No full-time starter allowed a lower rate of barrels per air ball than Paxton, and Seattle's rising ace also allowed the lowest average distance. All of these factors funneled into Paxton's .366 expected weighted on-base average (or xwOBA, Statcast™'s most advanced metric that considers quality of contact when evaluating how pitchers and hitters should have fared) allowed on air balls, a mark that beat out National League Cy Young Award winner Max Scherzer for the lowest in our group of 134. MLB hitters posted a collective .461 xwOBA on air balls last year, meaning Paxton was nearly 100 points better than average.
May 8, 2018 : Paxton threw a no-hitting against the Blue Jays in his native Canada in a 5-0 victory for the Mariners.
Sep 29, 2018: For one last game in 2018, fans seated in the "Maple Grove" section at Safeco Field chanted "EH" every time Canadian lefty James Paxton had two strikes on a hitter.The "Big Maple" took a no-decision to end the year at 11-6 with a 3.76 ERA, reaching career highs with 160 1/3 innings and 208 strikeouts.
Strikeout No. 200 came three pitches into the game, when Paxton got Jurickson Profar swinging on a curveball.
"It was big," Paxton said. "It was great to get to 160 innings like I wanted to do, getting the 200th strikeout was really cool. It was special. Looking forward to building off this season and getting to where we want to get to next year."

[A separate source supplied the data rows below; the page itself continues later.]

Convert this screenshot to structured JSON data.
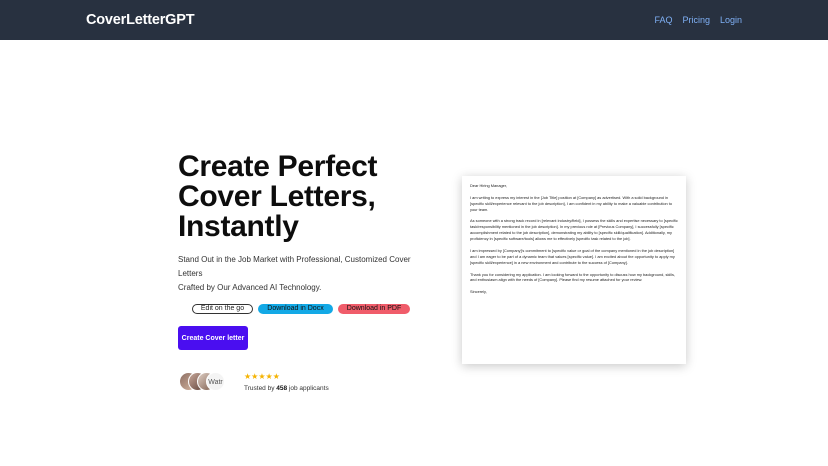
{
  "nav": {
    "brand": "CoverLetterGPT",
    "links": [
      {
        "label": "FAQ"
      },
      {
        "label": "Pricing"
      },
      {
        "label": "Login"
      }
    ]
  },
  "colors": {
    "nav_bg": "#283140",
    "nav_link": "#7fb0f5",
    "cta_bg": "#4a0ef0",
    "docx_pill": "#13a9e6",
    "pdf_pill": "#f05c6a",
    "star": "#f5b301"
  },
  "hero": {
    "title_line1": "Create Perfect",
    "title_line2": "Cover Letters,",
    "title_line3": "Instantly",
    "subtitle_line1": "Stand Out in the Job Market with Professional, Customized Cover Letters",
    "subtitle_line2": "Crafted by Our Advanced AI Technology.",
    "pills": {
      "edit": "Edit on the go",
      "docx": "Download in Docx",
      "pdf": "Download in PDF"
    },
    "cta_label": "Create Cover letter"
  },
  "social_proof": {
    "avatar_overflow_text": "Watr",
    "stars": "★★★★★",
    "trusted_prefix": "Trusted by",
    "trusted_count": "458",
    "trusted_suffix": "job applicants"
  },
  "letter": {
    "greeting": "Dear Hiring Manager,",
    "paragraphs": [
      "I am writing to express my interest in the [Job Title] position at [Company] as advertised. With a solid background in [specific skill/experience relevant to the job description], I am confident in my ability to make a valuable contribution to your team.",
      "As someone with a strong track record in [relevant industry/field], I possess the skills and expertise necessary to [specific task/responsibility mentioned in the job description]. In my previous role at [Previous Company], I successfully [specific accomplishment related to the job description], demonstrating my ability to [specific skill/qualification]. Additionally, my proficiency in [specific software/tools] allows me to effectively [specific task related to the job].",
      "I am impressed by [Company]'s commitment to [specific value or goal of the company mentioned in the job description] and I am eager to be part of a dynamic team that values [specific value]. I am excited about the opportunity to apply my [specific skill/experience] in a new environment and contribute to the success of [Company].",
      "Thank you for considering my application. I am looking forward to the opportunity to discuss how my background, skills, and enthusiasm align with the needs of [Company]. Please find my resume attached for your review."
    ],
    "closing": "Sincerely,"
  }
}
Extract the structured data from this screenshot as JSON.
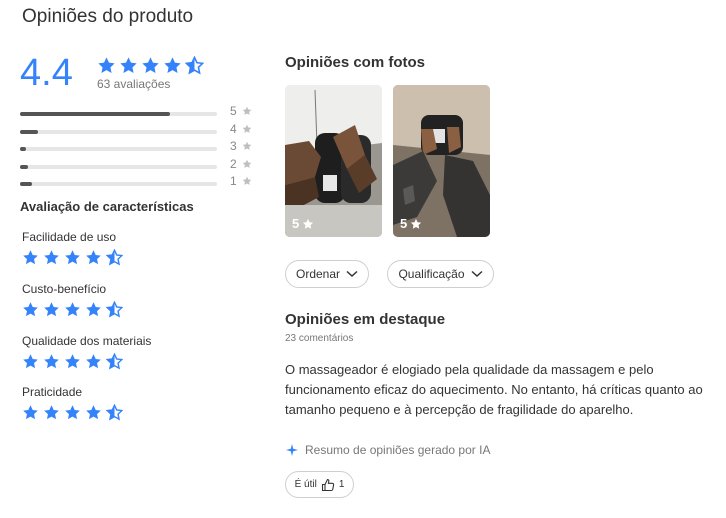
{
  "page": {
    "title": "Opiniões do produto"
  },
  "summary": {
    "average": "4.4",
    "count_label": "63 avaliações",
    "average_value": 4.4
  },
  "distribution": [
    {
      "stars": "5",
      "fraction": 0.76
    },
    {
      "stars": "4",
      "fraction": 0.09
    },
    {
      "stars": "3",
      "fraction": 0.03
    },
    {
      "stars": "2",
      "fraction": 0.04
    },
    {
      "stars": "1",
      "fraction": 0.06
    }
  ],
  "features": {
    "title": "Avaliação de características",
    "items": [
      {
        "label": "Facilidade de uso",
        "rating": 4.5
      },
      {
        "label": "Custo-benefício",
        "rating": 4.5
      },
      {
        "label": "Qualidade dos materiais",
        "rating": 4.5
      },
      {
        "label": "Praticidade",
        "rating": 4.5
      }
    ]
  },
  "photos": {
    "title": "Opiniões com fotos",
    "items": [
      {
        "rating": "5"
      },
      {
        "rating": "5"
      }
    ]
  },
  "filters": {
    "sort_label": "Ordenar",
    "rating_label": "Qualificação"
  },
  "highlights": {
    "title": "Opiniões em destaque",
    "comments": "23 comentários",
    "summary_text": "O massageador é elogiado pela qualidade da massagem e pelo funcionamento eficaz do aquecimento. No entanto, há críticas quanto ao tamanho pequeno e à percepção de fragilidade do aparelho.",
    "ai_note": "Resumo de opiniões gerado por IA",
    "useful_label": "É útil",
    "useful_count": "1"
  },
  "colors": {
    "accent": "#3483fa",
    "bar_fill": "#555555",
    "bar_track": "#e6e6e6",
    "star_grey": "#bfbfbf"
  }
}
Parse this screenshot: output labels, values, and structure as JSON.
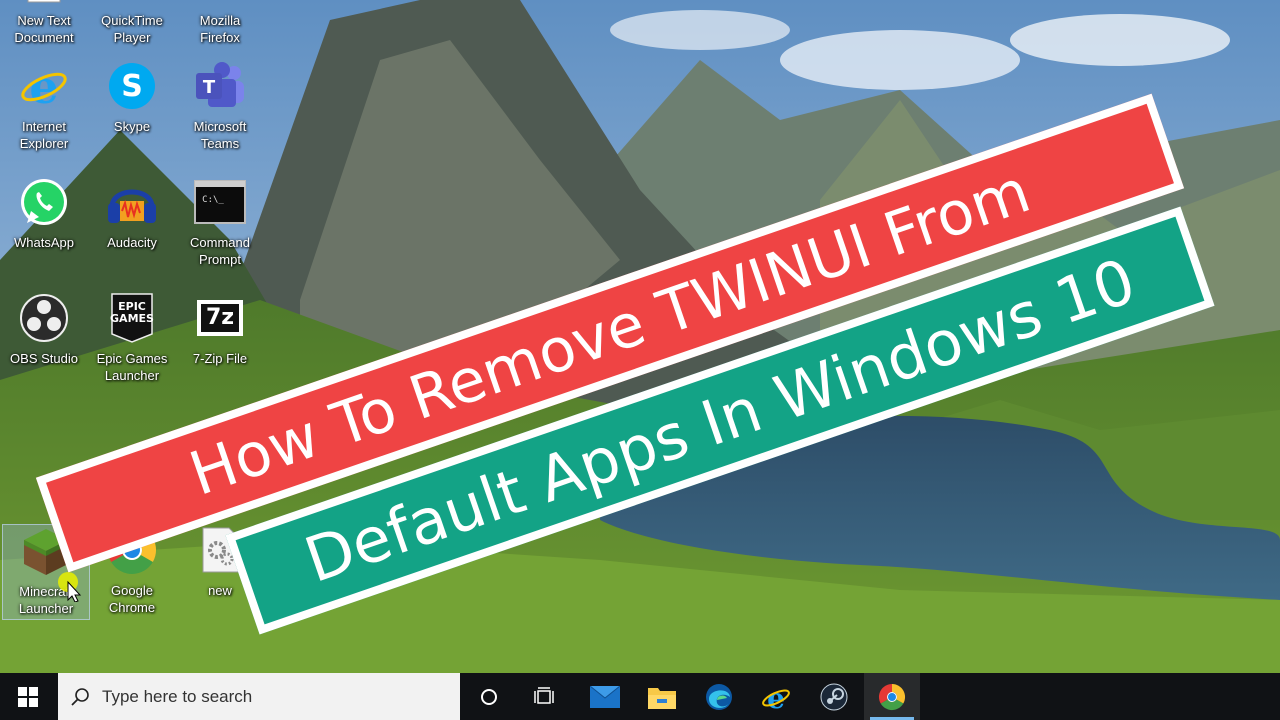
{
  "desktop": {
    "icons": [
      {
        "label": "New Text\nDocument",
        "icon": "text-document-icon"
      },
      {
        "label": "QuickTime\nPlayer",
        "icon": "quicktime-icon"
      },
      {
        "label": "Mozilla\nFirefox",
        "icon": "firefox-icon"
      },
      {
        "label": "Internet\nExplorer",
        "icon": "internet-explorer-icon"
      },
      {
        "label": "Skype",
        "icon": "skype-icon"
      },
      {
        "label": "Microsoft\nTeams",
        "icon": "teams-icon"
      },
      {
        "label": "WhatsApp",
        "icon": "whatsapp-icon"
      },
      {
        "label": "Audacity",
        "icon": "audacity-icon"
      },
      {
        "label": "Command\nPrompt",
        "icon": "command-prompt-icon"
      },
      {
        "label": "OBS Studio",
        "icon": "obs-icon"
      },
      {
        "label": "Epic Games\nLauncher",
        "icon": "epic-games-icon"
      },
      {
        "label": "7-Zip File",
        "icon": "7zip-icon"
      },
      {
        "label": "Minecraft\nLauncher",
        "icon": "minecraft-icon"
      },
      {
        "label": "Google\nChrome",
        "icon": "chrome-icon"
      },
      {
        "label": "new",
        "icon": "settings-file-icon"
      }
    ],
    "epic_logo_text": "EPIC\nGAMES",
    "sevenzip_logo_text": "7z",
    "cmd_prompt_text": "C:\\_"
  },
  "overlay": {
    "title_line1": "How To Remove TWINUI From",
    "title_line2": "Default Apps In Windows 10",
    "line1_color": "#ef4444",
    "line2_color": "#13a386"
  },
  "taskbar": {
    "search_placeholder": "Type here to search",
    "pinned": [
      "cortana-icon",
      "task-view-icon",
      "mail-icon",
      "file-explorer-icon",
      "edge-icon",
      "internet-explorer-icon",
      "steam-icon",
      "chrome-icon"
    ],
    "active_app": "chrome-icon"
  }
}
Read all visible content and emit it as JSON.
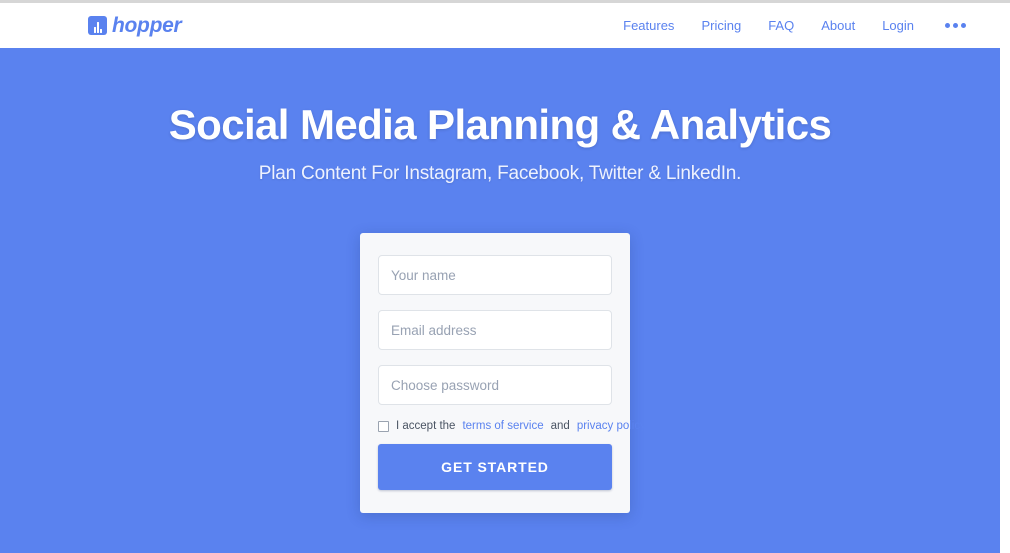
{
  "header": {
    "brand": {
      "name": "hopper",
      "icon": "bar-chart-square-icon",
      "color": "#5A82EF"
    },
    "nav_links": [
      {
        "label": "Features"
      },
      {
        "label": "Pricing"
      },
      {
        "label": "FAQ"
      },
      {
        "label": "About"
      },
      {
        "label": "Login"
      }
    ],
    "more_menu_icon": "ellipsis-horizontal-icon"
  },
  "hero": {
    "title": "Social Media Planning & Analytics",
    "subtitle": "Plan Content For Instagram, Facebook, Twitter & LinkedIn.",
    "background_color": "#5A82EF"
  },
  "signup_form": {
    "name_field": {
      "value": "",
      "placeholder": "Your name"
    },
    "email_field": {
      "value": "",
      "placeholder": "Email address"
    },
    "password_field": {
      "value": "",
      "placeholder": "Choose password"
    },
    "terms": {
      "checked": false,
      "prefix": "I accept the ",
      "terms_link": "terms of service",
      "conjunction": " and ",
      "privacy_link": "privacy policy"
    },
    "submit_label": "GET STARTED",
    "accent_color": "#5A82EF"
  }
}
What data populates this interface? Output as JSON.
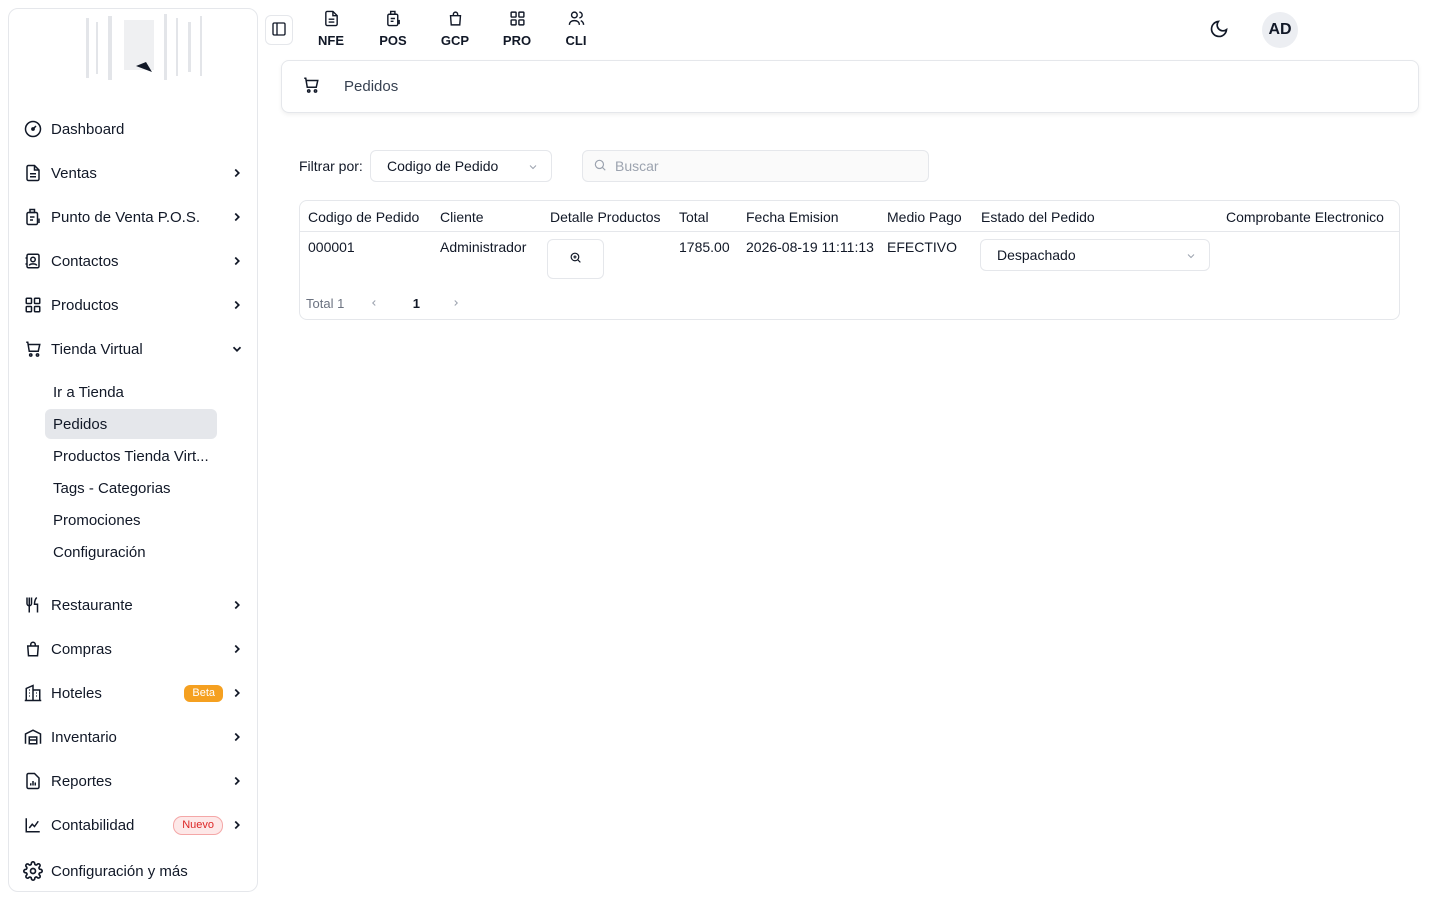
{
  "sidebar": {
    "items": [
      {
        "label": "Dashboard",
        "icon": "dashboard-gauge-icon",
        "chevron": ""
      },
      {
        "label": "Ventas",
        "icon": "document-icon",
        "chevron": "right"
      },
      {
        "label": "Punto de Venta P.O.S.",
        "icon": "pos-receipt-icon",
        "chevron": "right"
      },
      {
        "label": "Contactos",
        "icon": "contacts-icon",
        "chevron": "right"
      },
      {
        "label": "Productos",
        "icon": "grid-icon",
        "chevron": "right"
      },
      {
        "label": "Tienda Virtual",
        "icon": "cart-icon",
        "chevron": "down"
      },
      {
        "label": "Restaurante",
        "icon": "utensils-icon",
        "chevron": "right"
      },
      {
        "label": "Compras",
        "icon": "shopping-bag-icon",
        "chevron": "right"
      },
      {
        "label": "Hoteles",
        "icon": "building-icon",
        "chevron": "right",
        "badge": "Beta"
      },
      {
        "label": "Inventario",
        "icon": "warehouse-icon",
        "chevron": "right"
      },
      {
        "label": "Reportes",
        "icon": "report-icon",
        "chevron": "right"
      },
      {
        "label": "Contabilidad",
        "icon": "chart-icon",
        "chevron": "right",
        "badge": "Nuevo"
      },
      {
        "label": "Configuración y más",
        "icon": "gear-icon",
        "chevron": ""
      }
    ],
    "tienda_sub": [
      {
        "label": "Ir a Tienda"
      },
      {
        "label": "Pedidos",
        "active": true
      },
      {
        "label": "Productos Tienda Virt..."
      },
      {
        "label": "Tags - Categorias"
      },
      {
        "label": "Promociones"
      },
      {
        "label": "Configuración"
      }
    ]
  },
  "topnav": [
    {
      "label": "NFE",
      "icon": "document-icon"
    },
    {
      "label": "POS",
      "icon": "pos-receipt-icon"
    },
    {
      "label": "GCP",
      "icon": "shopping-bag-icon"
    },
    {
      "label": "PRO",
      "icon": "grid-icon"
    },
    {
      "label": "CLI",
      "icon": "users-icon"
    }
  ],
  "user": {
    "initials": "AD"
  },
  "page": {
    "title": "Pedidos"
  },
  "filter": {
    "label": "Filtrar por:",
    "selected": "Codigo de Pedido",
    "search_placeholder": "Buscar"
  },
  "table": {
    "columns": [
      "Codigo de Pedido",
      "Cliente",
      "Detalle Productos",
      "Total",
      "Fecha Emision",
      "Medio Pago",
      "Estado del Pedido",
      "Comprobante Electronico"
    ],
    "rows": [
      {
        "codigo": "000001",
        "cliente": "Administrador",
        "total": "1785.00",
        "fecha": "2026-08-19 11:11:13",
        "medio": "EFECTIVO",
        "estado": "Despachado",
        "comprobante": ""
      }
    ],
    "total_label": "Total 1",
    "current_page": "1"
  },
  "colors": {
    "accent": "#111827",
    "border": "#e5e7eb",
    "active_bg": "#e5e7eb",
    "beta": "#f5a020",
    "nuevo": "#dc2626"
  }
}
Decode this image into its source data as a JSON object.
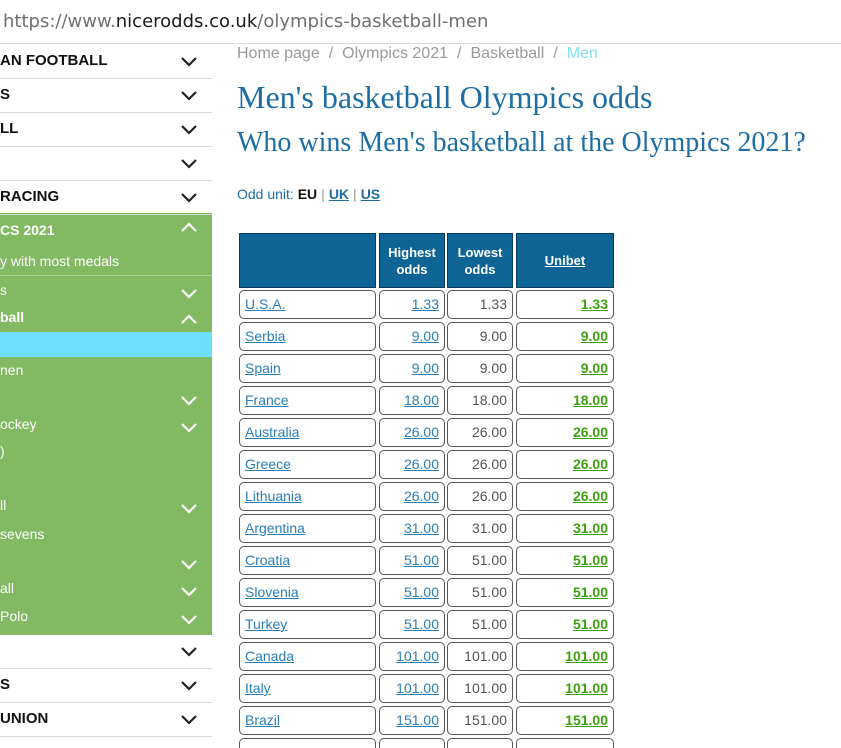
{
  "browser": {
    "url_prefix": "https://www.",
    "url_domain": "nicerodds.co.uk",
    "url_path": "/olympics-basketball-men"
  },
  "sidebar": {
    "items_top": [
      {
        "label": "AN FOOTBALL"
      },
      {
        "label": "S"
      },
      {
        "label": "LL"
      },
      {
        "label": ""
      },
      {
        "label": "RACING"
      }
    ],
    "olympics": {
      "label": "CS 2021"
    },
    "olympics_sub": [
      {
        "label": "y with most medals",
        "bold": false,
        "chevron": "none"
      },
      {
        "label": "s",
        "bold": false,
        "chevron": "down"
      },
      {
        "label": "ball",
        "bold": true,
        "chevron": "up"
      },
      {
        "label": "",
        "bold": false,
        "chevron": "none"
      },
      {
        "label": "nen",
        "bold": false,
        "chevron": "none"
      },
      {
        "label": "",
        "bold": false,
        "chevron": "down"
      },
      {
        "label": "ockey",
        "bold": false,
        "chevron": "down"
      },
      {
        "label": ")",
        "bold": false,
        "chevron": "none"
      },
      {
        "label": "ll",
        "bold": false,
        "chevron": "down"
      },
      {
        "label": "sevens",
        "bold": false,
        "chevron": "none"
      },
      {
        "label": "",
        "bold": false,
        "chevron": "down"
      },
      {
        "label": "all",
        "bold": false,
        "chevron": "down"
      },
      {
        "label": "Polo",
        "bold": false,
        "chevron": "down"
      }
    ],
    "items_bottom": [
      {
        "label": ""
      },
      {
        "label": "S"
      },
      {
        "label": "UNION"
      }
    ]
  },
  "breadcrumb": {
    "items": [
      "Home page",
      "Olympics 2021",
      "Basketball"
    ],
    "separator": "/",
    "current": "Men"
  },
  "page": {
    "title": "Men's basketball Olympics odds",
    "subtitle": "Who wins Men's basketball at the Olympics 2021?",
    "odd_unit_label": "Odd unit:",
    "odd_units": [
      "EU",
      "UK",
      "US"
    ],
    "active_unit": "EU"
  },
  "table": {
    "headers": {
      "team": "",
      "highest": "Highest odds",
      "lowest": "Lowest odds",
      "bookmaker": "Unibet"
    },
    "rows": [
      {
        "team": "U.S.A.",
        "highest": "1.33",
        "lowest": "1.33",
        "unibet": "1.33"
      },
      {
        "team": "Serbia",
        "highest": "9.00",
        "lowest": "9.00",
        "unibet": "9.00"
      },
      {
        "team": "Spain",
        "highest": "9.00",
        "lowest": "9.00",
        "unibet": "9.00"
      },
      {
        "team": "France",
        "highest": "18.00",
        "lowest": "18.00",
        "unibet": "18.00"
      },
      {
        "team": "Australia",
        "highest": "26.00",
        "lowest": "26.00",
        "unibet": "26.00"
      },
      {
        "team": "Greece",
        "highest": "26.00",
        "lowest": "26.00",
        "unibet": "26.00"
      },
      {
        "team": "Lithuania",
        "highest": "26.00",
        "lowest": "26.00",
        "unibet": "26.00"
      },
      {
        "team": "Argentina",
        "highest": "31.00",
        "lowest": "31.00",
        "unibet": "31.00"
      },
      {
        "team": "Croatia",
        "highest": "51.00",
        "lowest": "51.00",
        "unibet": "51.00"
      },
      {
        "team": "Slovenia",
        "highest": "51.00",
        "lowest": "51.00",
        "unibet": "51.00"
      },
      {
        "team": "Turkey",
        "highest": "51.00",
        "lowest": "51.00",
        "unibet": "51.00"
      },
      {
        "team": "Canada",
        "highest": "101.00",
        "lowest": "101.00",
        "unibet": "101.00"
      },
      {
        "team": "Italy",
        "highest": "101.00",
        "lowest": "101.00",
        "unibet": "101.00"
      },
      {
        "team": "Brazil",
        "highest": "151.00",
        "lowest": "151.00",
        "unibet": "151.00"
      }
    ]
  },
  "colors": {
    "heading": "#1c6ea4",
    "sidebar_green": "#82b962",
    "sidebar_active": "#6ee0ff",
    "table_header": "#0f6496",
    "best_odds": "#3fa014"
  }
}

- As of the start of the 2019 season, Paxton had a 41-26 career record, a 3.42 ERA having allowed 54 home runs and 523 hits in 582 innings.
- In high school, Paxton had some nagging injuries, including a sore elbow and back problems his sophomore year.
- 2009: James had some tendinitis in his left knee.
May 29-July 3, 2012: Paxton was on the D.L. with tendinitis in his right knee.
April 9-August 2, 2014: James was on the D.L. with a strained muscle on the left side of his back. The move was made after an MRI confirmed the original diagnosis of a strained latissimus dorsi muscle.
May 29-September 13, 2015: Paxton was on the D.L. with a strained middle finger tendon on his throwing hand.
August 8-25, 2016: The Mariners placed Paxton on the 15-day disabled list with a bruised left elbow.
May 3-31, 2017: James was on the DL with left forearm strain.
Aug 11-Sept 15, 2017: James was on the DL with strained left pectoral muscle.
July 13-30, 2018: James was on the DL with lower back inflammation.
- Aug 15-Sept 1, 2018: Paxton was on the DL with left forearm contusion.